In this context, the Bank of Mozambique this year hosts the 8th biannual meeting of the governors of the central banks of the Community of Portuguese Speaking Countries (CPLP), where it hopes to share experiences on financial matters.
According to the governor, the emphasis on communication is especially fitting in the context of the fragility of financial systems revealed by the financial crisis, and the need to ensure the return of public confidence in the sector.
The annual meeting of the African Mobilephone Financial Service Policy Initiative is another landmark event taking place in the country with the participation of central bank governors and individuals from regulatory institutions and the Alliance for Financial Inclusion in Africa.
The meeting’s main goal is to continue to find policies to ensure greater financial inclusion of the continent’s adult population, ultimately allowing, according to the governor, improvement in the quality of life of the continents national populations.
The 41st Advisory Board of the bank sits for three days and will analyse matters relevant to the bank’s activities and to the national economy and the bank’s organizational and operating issues, and will take stock of activities and program future actions.
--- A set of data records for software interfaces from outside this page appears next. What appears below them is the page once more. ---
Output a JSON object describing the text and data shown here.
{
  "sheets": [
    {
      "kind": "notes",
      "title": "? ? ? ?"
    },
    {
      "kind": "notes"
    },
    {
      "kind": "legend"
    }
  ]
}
The first two days of the meeting are reserved for discussion of internal issues. The third and final day (Friday) will be open to public debate on the theme: ‘Challenges of Modernization of the Monetary Policy Regime: The Case of the Bank of Mozambique’.Source: AIM Moçambique